Records shown:
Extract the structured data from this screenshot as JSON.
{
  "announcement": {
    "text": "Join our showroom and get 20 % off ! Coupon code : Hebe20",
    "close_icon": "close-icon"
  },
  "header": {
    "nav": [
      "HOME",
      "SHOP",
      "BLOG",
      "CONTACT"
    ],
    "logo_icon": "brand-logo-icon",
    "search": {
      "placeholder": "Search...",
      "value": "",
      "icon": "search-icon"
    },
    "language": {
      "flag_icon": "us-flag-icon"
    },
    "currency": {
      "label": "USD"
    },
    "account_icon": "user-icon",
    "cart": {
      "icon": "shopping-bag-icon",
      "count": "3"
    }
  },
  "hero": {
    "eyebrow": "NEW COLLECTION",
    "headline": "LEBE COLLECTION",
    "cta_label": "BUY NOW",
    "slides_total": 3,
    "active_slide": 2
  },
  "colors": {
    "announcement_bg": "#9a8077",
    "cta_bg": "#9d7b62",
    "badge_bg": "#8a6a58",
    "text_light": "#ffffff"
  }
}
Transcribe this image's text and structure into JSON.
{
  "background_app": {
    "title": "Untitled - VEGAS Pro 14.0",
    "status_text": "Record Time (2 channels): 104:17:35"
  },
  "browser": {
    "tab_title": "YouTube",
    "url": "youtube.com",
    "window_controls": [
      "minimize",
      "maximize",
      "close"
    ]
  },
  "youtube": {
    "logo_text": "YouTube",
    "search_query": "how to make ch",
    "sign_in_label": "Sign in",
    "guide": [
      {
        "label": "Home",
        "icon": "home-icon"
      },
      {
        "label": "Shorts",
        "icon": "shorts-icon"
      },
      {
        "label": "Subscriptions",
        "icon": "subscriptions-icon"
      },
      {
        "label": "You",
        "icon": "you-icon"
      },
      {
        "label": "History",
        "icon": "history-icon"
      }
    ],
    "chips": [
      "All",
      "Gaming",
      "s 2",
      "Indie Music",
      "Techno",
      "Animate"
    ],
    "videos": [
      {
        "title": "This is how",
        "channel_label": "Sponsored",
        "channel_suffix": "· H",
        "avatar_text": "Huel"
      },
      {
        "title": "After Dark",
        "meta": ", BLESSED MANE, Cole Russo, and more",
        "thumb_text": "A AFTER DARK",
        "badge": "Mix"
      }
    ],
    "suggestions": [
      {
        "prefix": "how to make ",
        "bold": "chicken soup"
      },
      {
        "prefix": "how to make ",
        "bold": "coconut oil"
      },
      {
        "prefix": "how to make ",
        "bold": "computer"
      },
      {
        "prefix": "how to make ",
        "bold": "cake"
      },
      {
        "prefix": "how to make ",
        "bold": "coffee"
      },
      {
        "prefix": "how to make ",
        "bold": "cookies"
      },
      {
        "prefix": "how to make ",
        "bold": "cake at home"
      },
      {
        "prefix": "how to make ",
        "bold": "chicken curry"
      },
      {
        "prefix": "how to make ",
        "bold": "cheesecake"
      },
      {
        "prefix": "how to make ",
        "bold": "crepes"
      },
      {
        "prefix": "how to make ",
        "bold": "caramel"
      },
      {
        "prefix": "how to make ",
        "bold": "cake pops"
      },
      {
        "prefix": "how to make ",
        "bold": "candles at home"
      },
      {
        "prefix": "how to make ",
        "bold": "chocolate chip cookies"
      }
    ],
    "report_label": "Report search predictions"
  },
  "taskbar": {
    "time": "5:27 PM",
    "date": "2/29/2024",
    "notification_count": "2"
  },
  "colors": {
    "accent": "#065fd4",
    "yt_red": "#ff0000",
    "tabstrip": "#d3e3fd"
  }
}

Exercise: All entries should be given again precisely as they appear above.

Expected answer:
Extract the structured data from this screenshot as JSON.
{
  "announcement": {
    "text": "Join our showroom and get 20 % off ! Coupon code : Hebe20",
    "close_icon": "close-icon"
  },
  "header": {
    "nav": [
      "HOME",
      "SHOP",
      "BLOG",
      "CONTACT"
    ],
    "logo_icon": "brand-logo-icon",
    "search": {
      "placeholder": "Search...",
      "value": "",
      "icon": "search-icon"
    },
    "language": {
      "flag_icon": "us-flag-icon"
    },
    "currency": {
      "label": "USD"
    },
    "account_icon": "user-icon",
    "cart": {
      "icon": "shopping-bag-icon",
      "count": "3"
    }
  },
  "hero": {
    "eyebrow": "NEW COLLECTION",
    "headline": "LEBE COLLECTION",
    "cta_label": "BUY NOW",
    "slides_total": 3,
    "active_slide": 2
  },
  "colors": {
    "announcement_bg": "#9a8077",
    "cta_bg": "#9d7b62",
    "badge_bg": "#8a6a58",
    "text_light": "#ffffff"
  }
}
Transcribe this image's text and structure into JSON.
{
  "background_app": {
    "title": "Untitled - VEGAS Pro 14.0",
    "status_text": "Record Time (2 channels): 104:17:35"
  },
  "browser": {
    "tab_title": "YouTube",
    "url": "youtube.com",
    "window_controls": [
      "minimize",
      "maximize",
      "close"
    ]
  },
  "youtube": {
    "logo_text": "YouTube",
    "search_query": "how to make ch",
    "sign_in_label": "Sign in",
    "guide": [
      {
        "label": "Home",
        "icon": "home-icon"
      },
      {
        "label": "Shorts",
        "icon": "shorts-icon"
      },
      {
        "label": "Subscriptions",
        "icon": "subscriptions-icon"
      },
      {
        "label": "You",
        "icon": "you-icon"
      },
      {
        "label": "History",
        "icon": "history-icon"
      }
    ],
    "chips": [
      "All",
      "Gaming",
      "s 2",
      "Indie Music",
      "Techno",
      "Animate"
    ],
    "videos": [
      {
        "title": "This is how",
        "channel_label": "Sponsored",
        "channel_suffix": "· H",
        "avatar_text": "Huel"
      },
      {
        "title": "After Dark",
        "meta": ", BLESSED MANE, Cole Russo, and more",
        "thumb_text": "A AFTER DARK",
        "badge": "Mix"
      }
    ],
    "suggestions": [
      {
        "prefix": "how to make ",
        "bold": "chicken soup"
      },
      {
        "prefix": "how to make ",
        "bold": "coconut oil"
      },
      {
        "prefix": "how to make ",
        "bold": "computer"
      },
      {
        "prefix": "how to make ",
        "bold": "cake"
      },
      {
        "prefix": "how to make ",
        "bold": "coffee"
      },
      {
        "prefix": "how to make ",
        "bold": "cookies"
      },
      {
        "prefix": "how to make ",
        "bold": "cake at home"
      },
      {
        "prefix": "how to make ",
        "bold": "chicken curry"
      },
      {
        "prefix": "how to make ",
        "bold": "cheesecake"
      },
      {
        "prefix": "how to make ",
        "bold": "crepes"
      },
      {
        "prefix": "how to make ",
        "bold": "caramel"
      },
      {
        "prefix": "how to make ",
        "bold": "cake pops"
      },
      {
        "prefix": "how to make ",
        "bold": "candles at home"
      },
      {
        "prefix": "how to make ",
        "bold": "chocolate chip cookies"
      }
    ],
    "report_label": "Report search predictions"
  },
  "taskbar": {
    "time": "5:27 PM",
    "date": "2/29/2024",
    "notification_count": "2"
  },
  "colors": {
    "accent": "#065fd4",
    "yt_red": "#ff0000",
    "tabstrip": "#d3e3fd"
  }
}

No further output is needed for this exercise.